The U.S. Navy has not yet revealed where the Connecticut hit the sea mountain range. The official statement is in the Indo-Pacific waters, but officials from the US Department of Defense previously told CNN that the accident occurred in the South China Sea.
Sandwell tried to narrow the range a bit, using the method of measuring the vertical gradient of gravity to measure the earth’s gravity field through satellite altimetry, and coincide with the seabed topography of the South China Sea. He managed to identify 27 possibilities that were not on the US military chart. Location of the accident.
He said, “The depth of these locations is less than 400 meters. This depth submarine is likely to hit (undersea mountains).”

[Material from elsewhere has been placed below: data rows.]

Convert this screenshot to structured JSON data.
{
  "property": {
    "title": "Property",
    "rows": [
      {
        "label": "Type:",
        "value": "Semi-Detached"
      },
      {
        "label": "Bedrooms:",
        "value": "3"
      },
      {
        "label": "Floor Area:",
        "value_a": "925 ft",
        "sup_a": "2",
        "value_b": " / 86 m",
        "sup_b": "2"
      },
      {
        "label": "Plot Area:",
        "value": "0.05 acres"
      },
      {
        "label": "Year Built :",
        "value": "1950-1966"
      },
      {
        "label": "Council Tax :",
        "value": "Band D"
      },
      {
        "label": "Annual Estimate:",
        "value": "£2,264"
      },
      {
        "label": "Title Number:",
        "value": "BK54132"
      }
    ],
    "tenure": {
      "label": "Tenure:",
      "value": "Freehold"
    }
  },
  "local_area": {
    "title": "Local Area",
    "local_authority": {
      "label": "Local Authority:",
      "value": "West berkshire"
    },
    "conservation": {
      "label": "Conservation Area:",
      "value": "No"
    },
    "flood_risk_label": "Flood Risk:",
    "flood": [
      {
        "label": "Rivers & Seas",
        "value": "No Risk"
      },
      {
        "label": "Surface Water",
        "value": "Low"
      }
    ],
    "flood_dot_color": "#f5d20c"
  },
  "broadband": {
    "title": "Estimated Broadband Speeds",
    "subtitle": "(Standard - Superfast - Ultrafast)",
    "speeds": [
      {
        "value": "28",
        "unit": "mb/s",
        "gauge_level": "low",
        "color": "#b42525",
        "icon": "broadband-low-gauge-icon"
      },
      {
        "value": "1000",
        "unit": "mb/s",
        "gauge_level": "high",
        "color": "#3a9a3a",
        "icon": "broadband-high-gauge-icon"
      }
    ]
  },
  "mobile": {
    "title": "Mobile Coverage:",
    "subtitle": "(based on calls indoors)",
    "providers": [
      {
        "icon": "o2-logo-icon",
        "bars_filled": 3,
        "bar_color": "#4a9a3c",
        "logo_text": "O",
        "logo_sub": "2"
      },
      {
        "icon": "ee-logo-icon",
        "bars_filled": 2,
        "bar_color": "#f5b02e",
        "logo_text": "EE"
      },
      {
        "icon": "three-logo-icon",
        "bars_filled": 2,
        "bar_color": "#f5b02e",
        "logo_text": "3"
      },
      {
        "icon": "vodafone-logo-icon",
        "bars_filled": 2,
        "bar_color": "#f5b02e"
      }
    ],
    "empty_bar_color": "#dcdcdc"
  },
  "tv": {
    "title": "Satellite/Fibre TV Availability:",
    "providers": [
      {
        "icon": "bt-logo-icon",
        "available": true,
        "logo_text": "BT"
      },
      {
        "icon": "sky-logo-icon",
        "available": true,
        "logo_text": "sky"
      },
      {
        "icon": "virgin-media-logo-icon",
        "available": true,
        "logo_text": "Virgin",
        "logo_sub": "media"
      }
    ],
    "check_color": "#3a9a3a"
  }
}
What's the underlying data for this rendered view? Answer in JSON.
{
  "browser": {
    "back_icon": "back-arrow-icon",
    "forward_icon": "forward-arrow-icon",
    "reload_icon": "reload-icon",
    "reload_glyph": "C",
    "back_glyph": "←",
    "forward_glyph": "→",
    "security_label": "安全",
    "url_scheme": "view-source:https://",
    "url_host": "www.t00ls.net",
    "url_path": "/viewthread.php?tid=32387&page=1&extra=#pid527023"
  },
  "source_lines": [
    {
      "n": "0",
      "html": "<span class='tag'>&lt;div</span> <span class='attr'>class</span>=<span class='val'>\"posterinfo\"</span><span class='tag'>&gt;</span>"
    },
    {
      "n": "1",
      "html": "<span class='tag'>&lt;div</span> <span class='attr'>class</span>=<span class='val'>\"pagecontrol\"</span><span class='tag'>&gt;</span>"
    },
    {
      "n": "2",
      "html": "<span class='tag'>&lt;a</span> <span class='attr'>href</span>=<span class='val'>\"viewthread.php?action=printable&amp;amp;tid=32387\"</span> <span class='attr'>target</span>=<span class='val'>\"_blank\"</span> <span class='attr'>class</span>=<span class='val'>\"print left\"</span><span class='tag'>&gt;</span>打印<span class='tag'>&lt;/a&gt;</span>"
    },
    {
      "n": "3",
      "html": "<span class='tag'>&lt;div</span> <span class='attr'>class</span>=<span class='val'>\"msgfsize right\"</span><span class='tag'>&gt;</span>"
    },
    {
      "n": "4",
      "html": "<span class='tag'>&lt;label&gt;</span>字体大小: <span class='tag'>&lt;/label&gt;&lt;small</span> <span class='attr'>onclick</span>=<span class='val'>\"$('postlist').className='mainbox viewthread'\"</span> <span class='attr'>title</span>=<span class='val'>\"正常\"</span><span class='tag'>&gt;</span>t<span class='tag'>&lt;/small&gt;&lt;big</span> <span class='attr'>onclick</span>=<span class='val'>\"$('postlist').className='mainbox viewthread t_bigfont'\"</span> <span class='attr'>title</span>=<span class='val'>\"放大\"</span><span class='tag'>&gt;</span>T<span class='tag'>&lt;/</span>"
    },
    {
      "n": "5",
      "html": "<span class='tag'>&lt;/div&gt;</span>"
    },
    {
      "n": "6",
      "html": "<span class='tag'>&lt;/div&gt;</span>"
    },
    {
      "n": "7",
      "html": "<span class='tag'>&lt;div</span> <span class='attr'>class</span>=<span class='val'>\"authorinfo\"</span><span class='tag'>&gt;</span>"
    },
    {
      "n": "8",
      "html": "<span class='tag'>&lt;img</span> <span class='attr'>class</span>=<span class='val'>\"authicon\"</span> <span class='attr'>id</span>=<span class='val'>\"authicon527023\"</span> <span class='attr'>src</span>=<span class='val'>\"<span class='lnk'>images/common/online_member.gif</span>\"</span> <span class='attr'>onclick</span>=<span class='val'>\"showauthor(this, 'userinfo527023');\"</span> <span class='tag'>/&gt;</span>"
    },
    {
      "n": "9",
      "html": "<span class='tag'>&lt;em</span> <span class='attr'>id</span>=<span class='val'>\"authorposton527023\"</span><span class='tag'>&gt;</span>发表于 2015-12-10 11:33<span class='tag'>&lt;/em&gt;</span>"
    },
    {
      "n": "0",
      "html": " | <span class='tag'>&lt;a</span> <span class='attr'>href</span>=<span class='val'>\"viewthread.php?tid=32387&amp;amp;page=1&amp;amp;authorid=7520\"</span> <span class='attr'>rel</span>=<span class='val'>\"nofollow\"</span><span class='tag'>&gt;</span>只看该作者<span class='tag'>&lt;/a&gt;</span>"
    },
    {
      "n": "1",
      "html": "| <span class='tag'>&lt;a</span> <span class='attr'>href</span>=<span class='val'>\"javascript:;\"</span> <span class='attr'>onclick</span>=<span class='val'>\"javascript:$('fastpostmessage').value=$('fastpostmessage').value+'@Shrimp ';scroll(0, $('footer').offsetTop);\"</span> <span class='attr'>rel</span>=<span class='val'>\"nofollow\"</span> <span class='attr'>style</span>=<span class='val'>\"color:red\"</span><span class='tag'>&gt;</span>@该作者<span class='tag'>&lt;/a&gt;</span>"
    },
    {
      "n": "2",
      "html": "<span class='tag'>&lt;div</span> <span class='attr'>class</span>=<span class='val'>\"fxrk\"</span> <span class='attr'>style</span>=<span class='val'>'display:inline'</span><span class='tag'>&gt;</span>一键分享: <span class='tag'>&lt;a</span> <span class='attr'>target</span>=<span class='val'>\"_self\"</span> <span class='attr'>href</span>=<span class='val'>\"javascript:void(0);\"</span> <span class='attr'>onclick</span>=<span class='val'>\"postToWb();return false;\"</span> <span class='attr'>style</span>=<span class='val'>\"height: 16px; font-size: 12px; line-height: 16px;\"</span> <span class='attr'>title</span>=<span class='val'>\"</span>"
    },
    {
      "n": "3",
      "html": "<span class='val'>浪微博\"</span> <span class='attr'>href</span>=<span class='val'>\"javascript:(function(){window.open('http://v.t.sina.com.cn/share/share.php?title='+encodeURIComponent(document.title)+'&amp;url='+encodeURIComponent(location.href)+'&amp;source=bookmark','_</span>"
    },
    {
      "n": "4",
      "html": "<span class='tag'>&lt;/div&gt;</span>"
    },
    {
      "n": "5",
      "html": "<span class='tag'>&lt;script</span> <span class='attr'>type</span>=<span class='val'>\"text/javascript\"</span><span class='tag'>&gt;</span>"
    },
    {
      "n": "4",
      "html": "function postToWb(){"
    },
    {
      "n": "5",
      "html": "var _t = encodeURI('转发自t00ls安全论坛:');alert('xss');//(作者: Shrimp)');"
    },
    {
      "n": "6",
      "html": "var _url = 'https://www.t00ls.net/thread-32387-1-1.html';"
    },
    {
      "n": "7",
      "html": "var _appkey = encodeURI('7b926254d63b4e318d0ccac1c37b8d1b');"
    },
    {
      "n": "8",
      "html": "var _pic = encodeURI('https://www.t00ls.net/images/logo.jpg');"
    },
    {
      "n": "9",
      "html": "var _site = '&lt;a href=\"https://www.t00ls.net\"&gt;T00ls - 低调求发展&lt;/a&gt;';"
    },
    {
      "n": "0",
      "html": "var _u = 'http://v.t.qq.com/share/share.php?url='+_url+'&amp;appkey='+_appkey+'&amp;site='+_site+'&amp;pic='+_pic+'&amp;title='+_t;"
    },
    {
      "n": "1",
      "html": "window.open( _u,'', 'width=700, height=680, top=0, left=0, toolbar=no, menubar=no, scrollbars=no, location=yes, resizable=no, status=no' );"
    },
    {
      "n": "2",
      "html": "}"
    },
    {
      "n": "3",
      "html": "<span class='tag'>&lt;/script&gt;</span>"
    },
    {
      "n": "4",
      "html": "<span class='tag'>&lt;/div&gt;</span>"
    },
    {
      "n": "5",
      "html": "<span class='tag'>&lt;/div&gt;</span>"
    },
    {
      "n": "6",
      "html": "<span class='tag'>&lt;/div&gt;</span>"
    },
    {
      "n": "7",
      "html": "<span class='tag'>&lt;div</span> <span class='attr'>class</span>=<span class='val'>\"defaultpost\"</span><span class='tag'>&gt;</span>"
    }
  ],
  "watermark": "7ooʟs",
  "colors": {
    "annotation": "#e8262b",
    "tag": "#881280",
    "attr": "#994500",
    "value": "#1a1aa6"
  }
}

US Navy officials claim that the maximum operating depth of Seawolf-class submarines is 800 feet (243 meters), but some experts believe that the actual depth should be about twice.
The submarine itself is also equipped with sonar, but the use of sonar must pay a price: loss of concealment effect. While the sonar emits sound waves, it also exposes the position of the submarine.
Xu carter said, “Sonar is the only way to detect the seabed, but you don’t want to emit too many unnecessary sound waves.” If you want to get accurate images, “sound waves have to be emitted about every 20 seconds. That makes too much noise.”